Jonterri Gadson on "In My Rush"
In My Rush
The first time I saw myself
reflected in well-water,
I became light. Now no one knows
how to hold me. A valley is nothing
but the lowest point in the curve
of a woman's hip; a river—nothing—
if not her sway. Lightbearer translates
to Lucifer. I still want to be held. Hold me
like sound—in your throat,
with your breath, on your tongue.
I'll be a river on purpose.
We'll make a braid of our legs.
On "In My Rush"

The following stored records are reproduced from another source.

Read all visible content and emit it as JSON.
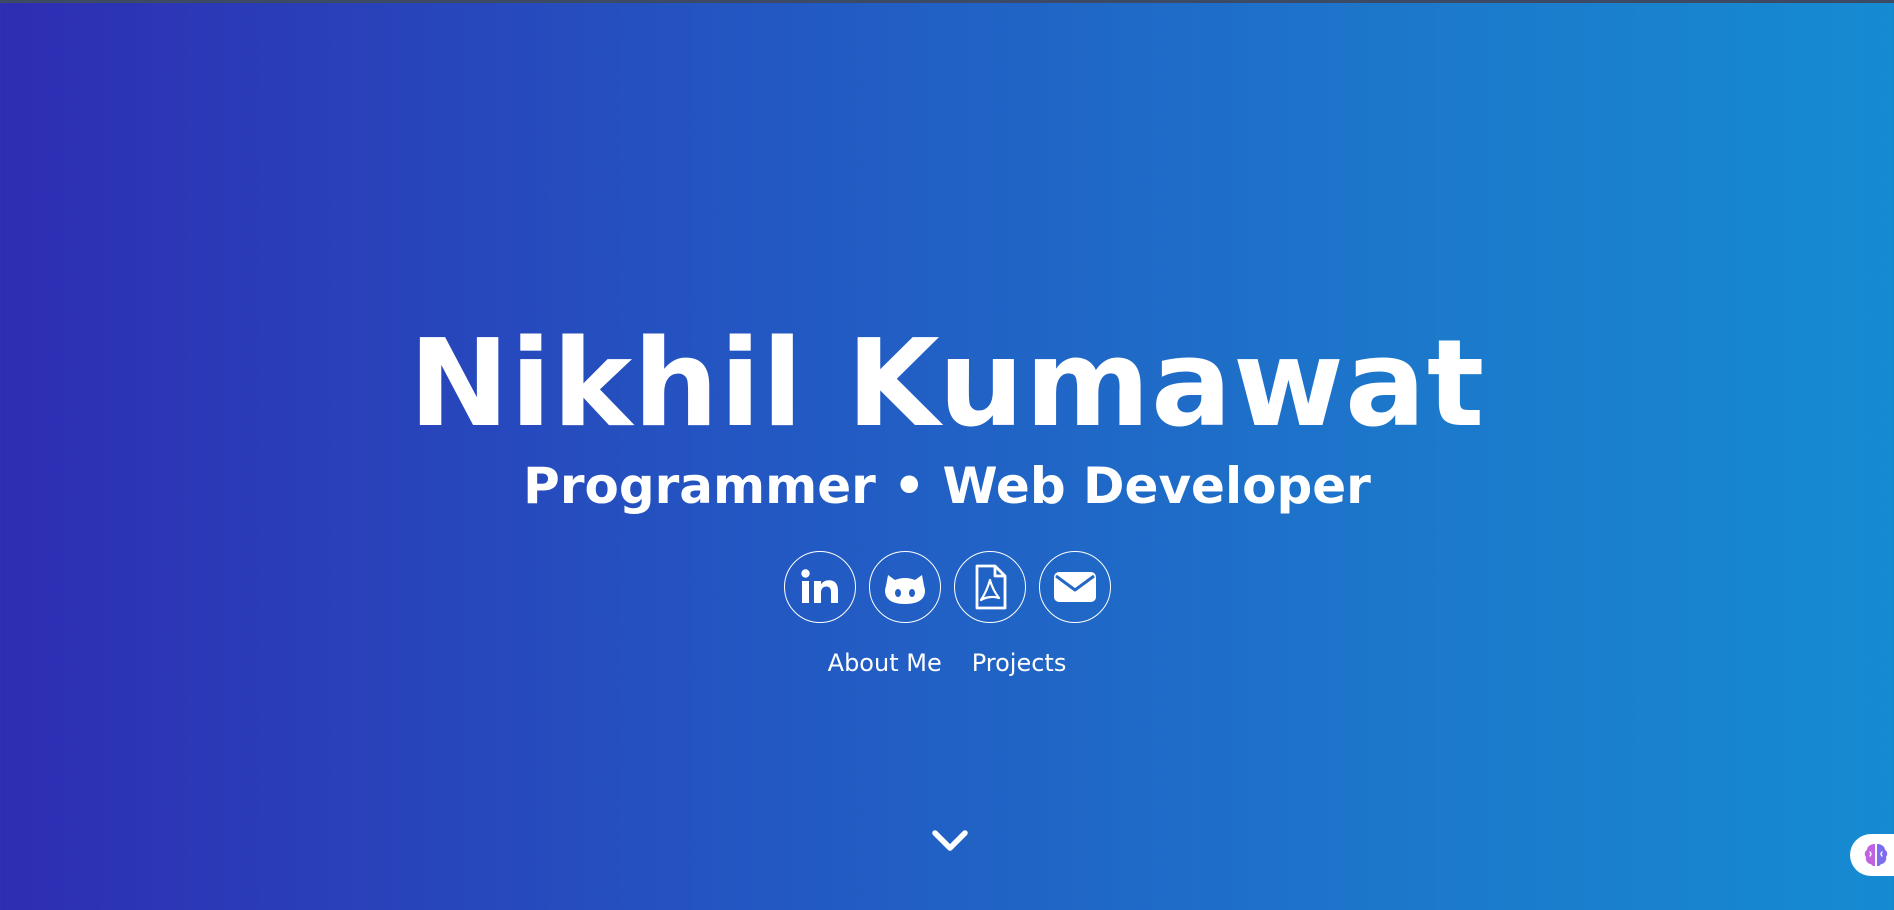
{
  "hero": {
    "name": "Nikhil Kumawat",
    "subtitle": "Programmer • Web Developer"
  },
  "social_links": [
    {
      "icon": "linkedin-icon"
    },
    {
      "icon": "github-icon"
    },
    {
      "icon": "pdf-resume-icon"
    },
    {
      "icon": "email-icon"
    }
  ],
  "nav": {
    "about_label": "About Me",
    "projects_label": "Projects"
  },
  "scroll": {
    "icon": "chevron-down-icon"
  },
  "assistant": {
    "icon": "brain-icon"
  },
  "colors": {
    "gradient_start": "#2e2db3",
    "gradient_end": "#158bd2",
    "text": "#ffffff"
  }
}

I wrote "In My Rush" during a two week residency at the Pocantico Center thanks to a partnership between the Rockefeller Brother's Fund and Cave Canem, an organization for black poets. One of the highlights of the Pocantico Center is the sculpture garden surrounding Kykuit, one of the Rockefeller family's homes. For two weeks, I stayed in the Marcel Breuer house on the grounds of the Rockefeller estate, a home that had been transported from the Modern Museum of Art. I'm giving all of this background information to say that I was living and breathing art, inspiration, and legacy. The living room in the house was all windows and at night it was pitch black and I was terrified of what I couldn't see. During the day, I'd put on my badge, call myself poet-in-residence and walk around the sculpture garden and really spend time with the sculptures, reading the descriptions and jotting down whatever notes came to me as I explored. I'd watch the sun set over the Hudson River, totally unobstructed, except for a sculpture that seemed to be placed to interact with the sun.
This poem is a combination of the notes I took in the garden. At the time, I kept thinking the more abstract sculptures resembled vaginas. It became an inside joke I had with myself. Then when I saw a piece that was blatantly a vagina, I felt affirmed. This poem was almost about that joke I had with myself, that I see vaginas in everything. Instead, the poem recognizes the feminine as a foundation, as essential. This is a poem about desire and desirability.
I gave a reading during the residency and tour guides and others who were well-versed in the garden's sculptures attended. Afterward, they told me which sculptures they recognized and what part of the garden I must have been standing in when I wrote certain lines. So this poem is also an ekphrastic, based on Gaston Lachaise's sculpture "Dans la Nuit" and they recognized the sculpture in the last line. There really was a well, I really did see my reflection in it and I really did wonder who could or would hold me now that I was starting to see myself as something of value, as light, which is something impossible to hold. There's vulnerability in saying I'm not being held and I want to be, but not by just anyone, well, maybe by just anyone. I considered not including those lines but then the turn made it all worth it, the move to give instructions on how to hold me and the owning of desire and desirability, seduction and sexuality in that line "I'll be a river on purpose." This poem is evidence of a transformation that begun during that residency.
"In My Rush" originally appeared in Cream City Review.